If there is a heaven, or any kind of future otherworld, I’m pretty sure Moses Sumney’s gorgeous and comforting voice is what carries you into this next life. Particularly his new track, “Quarrel,” which you can listen to below.
Every little bit of this song’s epic, lush soundscape is fluid — as a myriad of sounds and textures meld and flow into one another with unbelievable ease. It’s a beautiful sonic journey that embarks with Sumney’s ethereal falsettos as your peaceful guide. Then before you know it, you’re traveling to different musical dimensions at a warp speed that also somehow feels like forever. Just trust me — I have not a clue how — but it does. Continue reading →
Surprise!! This morning Bon Iver shared their upcoming album, i,i, three weeks early for fans to listen to. The album was originally set to be released on August 30th, but the band surprised the world this morning by releasing a new song every hour. Eventually, the entire album had been shared.
Bon Iver just shared two new tracks, “Hey, Ma” and “U (Man Like),” the project’s first new recordings in three years. The new songs feature contributions from Bruce Hornsby, Moses Sumney, Jenn Wasner, Elsa Jensen, Psymun, Phil Cook and the Brooklyn Youth Chorus, among others, and both are accompanied by a video. Bon Iver has also extended their North American tour into the fall, and will headline the Wells Fargo Center on October 10. Feist will open the show. Continue reading →
James Blake has come a long way since he first introduced himself to the world through a series of gorgeously glitchy EPs back the start of the decade. From there, we’ve seen him undergo subtle but significant evolution. That early glitchiness gave way to dubstep-infused piano balladry, Mercury Prize-winning R&B, and elegant experimental soul, all anchored by Blake’s smooth, syrupy vocals.
This year’s Assume Form saw him adopting a different kind of shift, abandoning his trademark interiority in favor of collaboration and songs about romantic contentment. I’d dare say it’s the happiest collection of songs he’s put his name to yet. That happiness was both obvious and contagious at last Friday’s show at The Fillmore. Attendees were treated a generous, joyous selection of songs from his career, one that both properly showcased his new album and infused his past highlights with its positive vibes. Continue reading →

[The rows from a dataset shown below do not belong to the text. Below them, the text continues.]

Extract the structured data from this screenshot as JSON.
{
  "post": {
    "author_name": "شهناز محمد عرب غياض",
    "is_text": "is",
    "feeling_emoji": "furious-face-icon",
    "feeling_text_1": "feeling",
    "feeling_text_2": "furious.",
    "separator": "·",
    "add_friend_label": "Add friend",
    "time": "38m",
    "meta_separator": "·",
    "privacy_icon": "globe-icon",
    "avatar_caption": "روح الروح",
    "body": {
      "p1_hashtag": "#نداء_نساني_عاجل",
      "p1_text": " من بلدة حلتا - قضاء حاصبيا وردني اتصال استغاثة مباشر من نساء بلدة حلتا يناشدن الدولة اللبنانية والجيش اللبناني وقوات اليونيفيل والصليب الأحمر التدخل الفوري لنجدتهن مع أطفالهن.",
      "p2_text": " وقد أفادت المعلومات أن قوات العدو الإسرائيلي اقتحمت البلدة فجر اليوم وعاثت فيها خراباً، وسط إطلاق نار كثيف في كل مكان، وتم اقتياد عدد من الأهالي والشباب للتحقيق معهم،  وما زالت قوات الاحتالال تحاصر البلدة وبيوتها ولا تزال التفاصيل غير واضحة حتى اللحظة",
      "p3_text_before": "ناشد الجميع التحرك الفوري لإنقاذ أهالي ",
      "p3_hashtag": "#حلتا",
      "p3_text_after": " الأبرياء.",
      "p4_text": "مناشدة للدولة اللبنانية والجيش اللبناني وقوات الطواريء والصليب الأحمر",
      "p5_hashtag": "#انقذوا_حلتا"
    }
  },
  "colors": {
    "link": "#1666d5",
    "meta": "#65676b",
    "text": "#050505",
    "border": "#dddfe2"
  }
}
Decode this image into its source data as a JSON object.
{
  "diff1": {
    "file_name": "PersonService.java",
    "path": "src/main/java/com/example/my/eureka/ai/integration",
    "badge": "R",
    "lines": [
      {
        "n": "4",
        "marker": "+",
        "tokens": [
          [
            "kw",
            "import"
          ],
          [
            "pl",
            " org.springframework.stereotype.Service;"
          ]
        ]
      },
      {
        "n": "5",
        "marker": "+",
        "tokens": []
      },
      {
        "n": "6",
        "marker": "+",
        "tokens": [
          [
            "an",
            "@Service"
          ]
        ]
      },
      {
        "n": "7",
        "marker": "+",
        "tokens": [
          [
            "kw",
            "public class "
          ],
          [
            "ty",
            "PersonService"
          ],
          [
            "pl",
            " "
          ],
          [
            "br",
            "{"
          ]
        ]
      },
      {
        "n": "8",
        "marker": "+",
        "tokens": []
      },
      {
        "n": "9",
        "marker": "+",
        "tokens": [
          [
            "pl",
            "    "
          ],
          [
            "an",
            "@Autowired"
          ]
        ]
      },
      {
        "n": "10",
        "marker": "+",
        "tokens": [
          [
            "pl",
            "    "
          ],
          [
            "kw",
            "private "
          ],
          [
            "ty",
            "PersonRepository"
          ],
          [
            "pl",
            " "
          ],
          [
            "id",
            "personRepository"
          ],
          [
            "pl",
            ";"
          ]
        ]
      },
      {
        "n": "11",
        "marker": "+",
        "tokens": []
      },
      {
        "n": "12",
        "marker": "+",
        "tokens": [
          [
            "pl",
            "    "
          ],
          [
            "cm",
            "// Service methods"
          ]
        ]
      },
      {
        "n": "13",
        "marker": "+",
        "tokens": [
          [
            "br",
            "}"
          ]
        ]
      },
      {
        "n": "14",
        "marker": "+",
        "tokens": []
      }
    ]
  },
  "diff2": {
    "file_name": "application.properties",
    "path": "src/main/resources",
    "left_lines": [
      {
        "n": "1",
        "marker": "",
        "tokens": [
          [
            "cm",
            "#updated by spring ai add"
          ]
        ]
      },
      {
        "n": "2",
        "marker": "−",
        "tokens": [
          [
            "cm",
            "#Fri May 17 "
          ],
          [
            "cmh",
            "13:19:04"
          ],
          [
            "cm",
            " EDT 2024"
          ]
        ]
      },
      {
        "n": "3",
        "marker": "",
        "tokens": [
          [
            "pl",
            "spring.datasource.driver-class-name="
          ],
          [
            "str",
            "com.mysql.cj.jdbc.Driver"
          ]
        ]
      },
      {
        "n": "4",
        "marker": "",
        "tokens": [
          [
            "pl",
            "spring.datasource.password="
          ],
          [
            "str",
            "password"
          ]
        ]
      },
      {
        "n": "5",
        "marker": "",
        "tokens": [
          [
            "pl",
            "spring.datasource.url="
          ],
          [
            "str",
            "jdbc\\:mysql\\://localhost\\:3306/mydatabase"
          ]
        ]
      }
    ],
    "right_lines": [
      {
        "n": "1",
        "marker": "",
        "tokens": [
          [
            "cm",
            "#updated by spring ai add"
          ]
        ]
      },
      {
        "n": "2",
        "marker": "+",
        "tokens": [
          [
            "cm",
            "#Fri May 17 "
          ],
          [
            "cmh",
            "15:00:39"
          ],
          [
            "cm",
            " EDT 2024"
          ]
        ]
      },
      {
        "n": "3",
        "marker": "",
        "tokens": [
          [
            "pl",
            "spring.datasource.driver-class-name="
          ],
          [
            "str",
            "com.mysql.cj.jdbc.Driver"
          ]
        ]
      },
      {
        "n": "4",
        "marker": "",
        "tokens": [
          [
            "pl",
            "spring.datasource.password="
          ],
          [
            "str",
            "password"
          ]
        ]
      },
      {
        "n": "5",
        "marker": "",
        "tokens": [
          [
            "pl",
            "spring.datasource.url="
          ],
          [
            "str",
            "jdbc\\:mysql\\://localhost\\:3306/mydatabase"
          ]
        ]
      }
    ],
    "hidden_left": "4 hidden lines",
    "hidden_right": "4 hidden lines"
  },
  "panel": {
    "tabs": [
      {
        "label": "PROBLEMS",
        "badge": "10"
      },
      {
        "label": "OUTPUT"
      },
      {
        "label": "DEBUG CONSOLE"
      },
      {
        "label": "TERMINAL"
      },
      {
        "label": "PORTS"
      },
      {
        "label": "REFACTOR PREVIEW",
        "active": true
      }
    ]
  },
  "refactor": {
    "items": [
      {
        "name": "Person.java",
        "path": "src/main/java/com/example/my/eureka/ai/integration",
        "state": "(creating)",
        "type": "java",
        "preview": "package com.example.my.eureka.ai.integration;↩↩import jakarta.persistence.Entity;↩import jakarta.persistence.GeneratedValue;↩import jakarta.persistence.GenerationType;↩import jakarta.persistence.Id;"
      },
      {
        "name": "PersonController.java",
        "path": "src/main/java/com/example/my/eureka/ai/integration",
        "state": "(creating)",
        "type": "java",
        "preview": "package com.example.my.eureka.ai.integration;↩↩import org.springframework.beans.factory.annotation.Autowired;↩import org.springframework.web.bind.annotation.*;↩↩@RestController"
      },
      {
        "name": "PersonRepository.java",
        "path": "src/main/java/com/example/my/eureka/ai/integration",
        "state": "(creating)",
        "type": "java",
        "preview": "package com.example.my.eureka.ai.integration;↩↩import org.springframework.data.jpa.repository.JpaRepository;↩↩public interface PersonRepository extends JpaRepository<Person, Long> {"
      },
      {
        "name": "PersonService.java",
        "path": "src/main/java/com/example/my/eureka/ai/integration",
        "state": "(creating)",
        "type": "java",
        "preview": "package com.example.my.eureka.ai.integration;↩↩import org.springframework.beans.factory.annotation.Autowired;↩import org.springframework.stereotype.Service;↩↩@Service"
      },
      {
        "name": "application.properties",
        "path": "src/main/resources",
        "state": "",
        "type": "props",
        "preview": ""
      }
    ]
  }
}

This week we get something of a break in the live music landscape on Sunday, when there are pretty much zero shows of note and a couple cancellations due to the Eagles making it to the Super Bowl. There are more than enough options the rest of the week to keep you entertained, though. From two double headers packing the house (Brockhampton at TLA, G. Love at The Fillmore) to solid showings from local faves (Vita and the Woolf tonight, T.J. Kong on Friday), you’ve got no excuse for staying in. Continue reading →
Opening for local experimental jazz / rock band Desertion Trio (on their album release party night, nonetheless), New York’s Brandee Younger is certain to deliver a cordial opening set to kick off the celebration this February. Having performed with modern legends ranging from Lauryn Hill to Common, The Roots to Ravi Coltrane, and more recently appearing on NPR’s Tiny Desk series with Moses Sumney, it is clear that Younger has established herself as one of the best harpists in the modern Jazz and R&B scenes – but this wasn’t always her scene. Continue reading →
Sensual funkiness: a combination of words I’d never expect to throw together but that fully encapsulates the sound of Nick Hakim and his four-piece backing band during today’s Free At Noon performance. The New York-based artist released his debut full-length Green Twins in May and wrapped up a US headlining tour in Seattle on Tuesday, and beginning next week he can be found opening for Fleet Foxes during the European leg of their Crack-Up tour. Continue reading →